North Carolina recently became the first state to add the specific term "affordable housing" as a protected class in its fair housing law. A diverse team of affordable housing advocates and housing associations including the North Carolina Housing Coalition, the North Carolina Justice Center, the North Carolina Apartment Association, and the North Carolina Home Builders Association, pushed the bill as a way to prevent local government discrimination against affordable housing and stimulate new development interest in the sector.

The coalition introduced the Affordable Housing/No Discrimination Act (SB 810) in January and it passed both the state House and Senate by wide margins. “We heard from a number of nonprofit and for-profit developers and other affordable housing advocates around North Carolina that they were having problems getting affordable housing, whether it be homeownership or apartments, cited because of potential objections by neighborhood groups or even local government saying we don’t need anymore of that kind of housing,” says Bill Rowe, general counsel and director of advocacy at Raleigh, N.C.-based North Carolina Justice Center.

The Act amends the North Carolina Fair Housing Act to read: “It is an unlawful discriminatory practice to discriminate in land-use decisions or in the permitting of development based on race, religion, sex, national origin, handicapping condition, familial status, or, except as otherwise provided by law, the fact that a development or proposed development contains affordable housing units for families or individuals with incomes below 80% of area median income.”

Tar Heel developers are hopeful that the newly passed legislation will help deter NIMBYism going forward and encourage more low-income and mixed-income development throughout the state. “This legislation could really open the door and make it easier for affordable housing developers to be successful in locations that otherwise have been difficult and more actively pursue locations that they might have otherwise avoided,” says Dionne Nelson, vice president of Charlotte, N.C.-based affordable developer Crosland, which has a number of North Carolina affordable projects in development or in the pipeline.

Only time will tell if the bill does indeed help foster increased affordable development, adds Ken Szymanski, executive director of the Charlotte-based Apartment Association of North Carolina. “I think it’s a terrific step forward, and time will tell what happens when a given case goes before elected officials. Where the rubber is going to meet the road is when various proposals are made for affordable housing and the purported reasons for opposing are perhaps different than the real reasons and how that will shake out in front of a city council.”

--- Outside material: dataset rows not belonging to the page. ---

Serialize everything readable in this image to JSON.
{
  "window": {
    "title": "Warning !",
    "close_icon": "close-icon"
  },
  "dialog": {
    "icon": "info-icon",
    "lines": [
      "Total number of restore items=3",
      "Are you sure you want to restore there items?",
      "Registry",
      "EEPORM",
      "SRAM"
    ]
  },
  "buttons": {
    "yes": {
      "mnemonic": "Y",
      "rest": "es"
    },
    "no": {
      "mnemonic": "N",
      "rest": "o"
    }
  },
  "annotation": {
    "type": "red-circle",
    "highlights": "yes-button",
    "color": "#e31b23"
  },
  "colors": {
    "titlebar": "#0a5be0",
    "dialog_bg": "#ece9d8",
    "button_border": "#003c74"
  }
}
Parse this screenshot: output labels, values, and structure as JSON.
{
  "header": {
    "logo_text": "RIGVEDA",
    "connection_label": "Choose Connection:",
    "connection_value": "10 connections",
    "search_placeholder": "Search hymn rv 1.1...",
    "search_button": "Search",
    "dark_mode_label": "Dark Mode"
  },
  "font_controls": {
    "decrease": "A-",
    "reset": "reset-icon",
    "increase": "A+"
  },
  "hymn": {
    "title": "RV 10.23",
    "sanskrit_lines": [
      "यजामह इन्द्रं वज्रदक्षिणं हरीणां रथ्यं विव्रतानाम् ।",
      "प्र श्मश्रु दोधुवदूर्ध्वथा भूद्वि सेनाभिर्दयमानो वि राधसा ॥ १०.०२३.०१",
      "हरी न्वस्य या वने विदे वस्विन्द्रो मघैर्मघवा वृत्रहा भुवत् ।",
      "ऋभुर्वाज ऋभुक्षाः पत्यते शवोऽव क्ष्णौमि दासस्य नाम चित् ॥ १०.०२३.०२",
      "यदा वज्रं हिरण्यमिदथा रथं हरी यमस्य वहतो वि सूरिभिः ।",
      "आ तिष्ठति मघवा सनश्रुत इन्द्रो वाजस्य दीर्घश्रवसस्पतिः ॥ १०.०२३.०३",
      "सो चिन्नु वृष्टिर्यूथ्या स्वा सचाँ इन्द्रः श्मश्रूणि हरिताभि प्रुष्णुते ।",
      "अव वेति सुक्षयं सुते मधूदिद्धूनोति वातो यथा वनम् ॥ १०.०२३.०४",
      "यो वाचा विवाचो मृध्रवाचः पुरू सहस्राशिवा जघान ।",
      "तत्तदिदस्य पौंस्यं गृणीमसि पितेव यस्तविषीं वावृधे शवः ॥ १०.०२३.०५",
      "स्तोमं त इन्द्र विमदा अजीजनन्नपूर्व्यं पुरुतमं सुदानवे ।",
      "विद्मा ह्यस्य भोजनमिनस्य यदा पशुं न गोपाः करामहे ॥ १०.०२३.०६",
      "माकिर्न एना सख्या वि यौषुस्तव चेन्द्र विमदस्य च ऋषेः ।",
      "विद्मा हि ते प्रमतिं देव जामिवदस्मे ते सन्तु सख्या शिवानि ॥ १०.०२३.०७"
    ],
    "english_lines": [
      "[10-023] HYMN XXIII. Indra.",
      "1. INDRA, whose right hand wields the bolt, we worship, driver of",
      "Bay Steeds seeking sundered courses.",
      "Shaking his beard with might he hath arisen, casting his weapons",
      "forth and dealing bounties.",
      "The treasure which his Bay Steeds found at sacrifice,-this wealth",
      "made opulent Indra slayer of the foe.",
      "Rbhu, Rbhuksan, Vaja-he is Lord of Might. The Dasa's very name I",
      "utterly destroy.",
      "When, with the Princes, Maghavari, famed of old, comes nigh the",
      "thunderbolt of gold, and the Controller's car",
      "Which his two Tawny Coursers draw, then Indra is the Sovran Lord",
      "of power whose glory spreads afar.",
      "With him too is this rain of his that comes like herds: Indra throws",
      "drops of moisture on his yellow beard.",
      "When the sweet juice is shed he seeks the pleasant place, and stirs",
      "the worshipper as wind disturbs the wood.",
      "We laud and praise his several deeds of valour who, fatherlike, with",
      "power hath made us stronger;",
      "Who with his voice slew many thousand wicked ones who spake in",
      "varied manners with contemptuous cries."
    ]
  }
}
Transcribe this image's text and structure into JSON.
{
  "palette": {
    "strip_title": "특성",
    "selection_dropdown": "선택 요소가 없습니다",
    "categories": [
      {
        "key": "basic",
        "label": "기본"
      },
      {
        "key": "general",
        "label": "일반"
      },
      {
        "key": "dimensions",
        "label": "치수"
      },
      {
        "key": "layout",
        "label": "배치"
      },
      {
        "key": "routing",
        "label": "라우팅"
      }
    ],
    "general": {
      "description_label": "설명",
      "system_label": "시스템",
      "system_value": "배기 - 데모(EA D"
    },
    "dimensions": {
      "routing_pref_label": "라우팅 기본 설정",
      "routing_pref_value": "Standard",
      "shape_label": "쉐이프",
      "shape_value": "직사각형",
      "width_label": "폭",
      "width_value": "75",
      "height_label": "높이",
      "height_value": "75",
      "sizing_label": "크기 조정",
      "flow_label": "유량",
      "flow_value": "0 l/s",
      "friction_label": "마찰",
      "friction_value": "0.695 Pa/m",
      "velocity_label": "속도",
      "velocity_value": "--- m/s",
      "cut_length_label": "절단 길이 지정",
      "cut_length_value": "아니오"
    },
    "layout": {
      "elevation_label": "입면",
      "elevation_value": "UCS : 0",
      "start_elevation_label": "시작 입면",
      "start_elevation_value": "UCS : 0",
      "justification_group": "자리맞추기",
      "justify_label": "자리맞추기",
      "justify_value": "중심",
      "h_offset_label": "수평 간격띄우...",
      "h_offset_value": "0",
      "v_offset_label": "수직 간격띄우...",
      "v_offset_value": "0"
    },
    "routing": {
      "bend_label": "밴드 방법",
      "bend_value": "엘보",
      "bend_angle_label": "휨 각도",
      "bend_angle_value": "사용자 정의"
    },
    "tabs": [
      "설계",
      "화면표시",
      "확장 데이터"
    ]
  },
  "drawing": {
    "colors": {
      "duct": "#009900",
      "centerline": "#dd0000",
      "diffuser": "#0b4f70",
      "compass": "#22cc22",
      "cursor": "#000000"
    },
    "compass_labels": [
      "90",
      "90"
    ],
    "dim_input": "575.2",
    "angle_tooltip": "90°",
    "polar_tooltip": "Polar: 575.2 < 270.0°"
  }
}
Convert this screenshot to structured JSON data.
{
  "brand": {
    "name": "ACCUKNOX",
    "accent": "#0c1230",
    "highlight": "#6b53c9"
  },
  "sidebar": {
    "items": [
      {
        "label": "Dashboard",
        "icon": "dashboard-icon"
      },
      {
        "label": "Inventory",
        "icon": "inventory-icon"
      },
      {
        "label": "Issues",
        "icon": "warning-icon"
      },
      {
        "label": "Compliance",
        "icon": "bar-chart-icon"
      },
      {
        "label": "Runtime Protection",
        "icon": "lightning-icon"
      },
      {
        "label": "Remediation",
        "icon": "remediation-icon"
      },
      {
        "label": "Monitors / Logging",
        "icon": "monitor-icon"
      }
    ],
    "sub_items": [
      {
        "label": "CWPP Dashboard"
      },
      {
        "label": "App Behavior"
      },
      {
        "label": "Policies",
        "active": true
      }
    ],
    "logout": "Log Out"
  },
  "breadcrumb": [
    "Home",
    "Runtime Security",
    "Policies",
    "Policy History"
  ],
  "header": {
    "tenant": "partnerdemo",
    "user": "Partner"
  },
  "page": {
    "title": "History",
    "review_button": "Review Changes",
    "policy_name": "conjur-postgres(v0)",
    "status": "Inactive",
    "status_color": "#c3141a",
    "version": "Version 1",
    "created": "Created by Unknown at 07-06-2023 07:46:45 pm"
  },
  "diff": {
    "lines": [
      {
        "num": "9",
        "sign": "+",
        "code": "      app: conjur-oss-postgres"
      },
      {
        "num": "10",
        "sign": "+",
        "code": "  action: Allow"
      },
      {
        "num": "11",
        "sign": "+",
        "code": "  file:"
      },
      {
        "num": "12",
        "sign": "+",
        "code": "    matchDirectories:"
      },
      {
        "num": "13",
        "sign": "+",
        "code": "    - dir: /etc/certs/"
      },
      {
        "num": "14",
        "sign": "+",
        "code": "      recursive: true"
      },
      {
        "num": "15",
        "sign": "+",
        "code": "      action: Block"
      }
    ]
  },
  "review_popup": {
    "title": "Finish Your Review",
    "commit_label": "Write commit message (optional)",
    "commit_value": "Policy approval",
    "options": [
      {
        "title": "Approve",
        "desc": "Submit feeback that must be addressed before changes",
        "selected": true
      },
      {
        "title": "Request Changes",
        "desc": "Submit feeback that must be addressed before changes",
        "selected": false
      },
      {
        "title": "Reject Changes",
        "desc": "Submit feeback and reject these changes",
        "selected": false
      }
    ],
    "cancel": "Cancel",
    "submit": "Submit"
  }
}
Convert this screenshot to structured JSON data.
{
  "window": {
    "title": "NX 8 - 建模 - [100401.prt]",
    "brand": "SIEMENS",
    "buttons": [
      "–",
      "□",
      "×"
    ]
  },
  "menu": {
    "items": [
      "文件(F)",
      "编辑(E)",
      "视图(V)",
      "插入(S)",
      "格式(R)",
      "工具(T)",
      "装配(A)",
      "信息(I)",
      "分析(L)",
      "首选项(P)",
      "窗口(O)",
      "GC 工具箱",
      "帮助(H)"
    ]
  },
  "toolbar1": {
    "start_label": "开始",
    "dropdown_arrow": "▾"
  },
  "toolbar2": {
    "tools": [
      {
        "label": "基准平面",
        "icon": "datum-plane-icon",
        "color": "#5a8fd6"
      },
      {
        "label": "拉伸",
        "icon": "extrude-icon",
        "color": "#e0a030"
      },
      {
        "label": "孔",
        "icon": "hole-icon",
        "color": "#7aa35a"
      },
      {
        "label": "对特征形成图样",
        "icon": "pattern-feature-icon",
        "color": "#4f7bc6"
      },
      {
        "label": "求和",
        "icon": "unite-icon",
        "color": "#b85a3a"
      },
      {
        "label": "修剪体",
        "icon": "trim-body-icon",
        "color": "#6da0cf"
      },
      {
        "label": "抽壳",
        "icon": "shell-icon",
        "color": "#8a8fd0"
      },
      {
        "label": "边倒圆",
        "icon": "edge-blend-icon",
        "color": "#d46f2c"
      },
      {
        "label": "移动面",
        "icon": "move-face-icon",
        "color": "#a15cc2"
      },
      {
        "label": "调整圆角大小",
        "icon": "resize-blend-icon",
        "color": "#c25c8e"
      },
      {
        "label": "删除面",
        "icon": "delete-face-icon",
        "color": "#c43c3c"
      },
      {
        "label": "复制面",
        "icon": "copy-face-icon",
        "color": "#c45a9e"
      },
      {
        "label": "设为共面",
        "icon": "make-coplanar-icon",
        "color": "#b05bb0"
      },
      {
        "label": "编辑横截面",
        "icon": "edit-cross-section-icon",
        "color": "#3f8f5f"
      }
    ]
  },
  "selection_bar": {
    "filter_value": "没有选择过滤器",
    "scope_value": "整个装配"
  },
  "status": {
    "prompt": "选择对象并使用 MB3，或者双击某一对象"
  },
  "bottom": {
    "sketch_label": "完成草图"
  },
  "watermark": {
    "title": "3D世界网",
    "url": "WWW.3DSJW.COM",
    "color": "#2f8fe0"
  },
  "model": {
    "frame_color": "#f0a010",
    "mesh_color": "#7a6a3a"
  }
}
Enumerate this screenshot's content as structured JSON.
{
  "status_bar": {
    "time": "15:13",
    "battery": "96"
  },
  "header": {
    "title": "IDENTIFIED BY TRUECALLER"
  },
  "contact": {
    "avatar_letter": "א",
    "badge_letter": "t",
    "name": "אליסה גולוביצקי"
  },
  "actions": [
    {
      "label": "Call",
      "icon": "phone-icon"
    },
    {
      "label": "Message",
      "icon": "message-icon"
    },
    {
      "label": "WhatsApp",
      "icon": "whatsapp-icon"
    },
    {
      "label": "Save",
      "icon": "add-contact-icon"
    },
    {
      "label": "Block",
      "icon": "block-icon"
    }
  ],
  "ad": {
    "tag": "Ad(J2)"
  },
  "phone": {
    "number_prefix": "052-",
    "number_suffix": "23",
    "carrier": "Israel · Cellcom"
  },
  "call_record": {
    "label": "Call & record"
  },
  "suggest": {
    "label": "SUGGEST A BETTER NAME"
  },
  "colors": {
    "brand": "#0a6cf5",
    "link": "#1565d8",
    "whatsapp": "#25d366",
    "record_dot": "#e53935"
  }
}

Will other states adopt similar legislation? “I don’t know,” Rowe admits. “We have had calls from a few other states. A lot of it depends on what other tools are available as there may be other ways to protect or ensure that affordable housing gets built in those states.” 

In 2000, Florida’s Affordable Housing Study Commission adopted a proposal made by 1000 Friends of Florida to amend the Florida Fair Housing Act by extending protection to affordable housing developments. Florida Statute 760.26 reads: “It is unlawful to discriminate in land use decisions or in the permitting of development based on race, color, national origin, sex, disability, familial status, religion, or, except as otherwise provided by law, the source of financing of a development or proposed development.”

The decision to not specifically use the term “affordable housing” in statutory language has in no way diminished the intended application of Fair Housing Act protection, advocates say. Since enactment, county and city attorneys have regularly advised their commissions that affordable housing developments can not be treated differently from market-rate developments in land use or permitting decisions.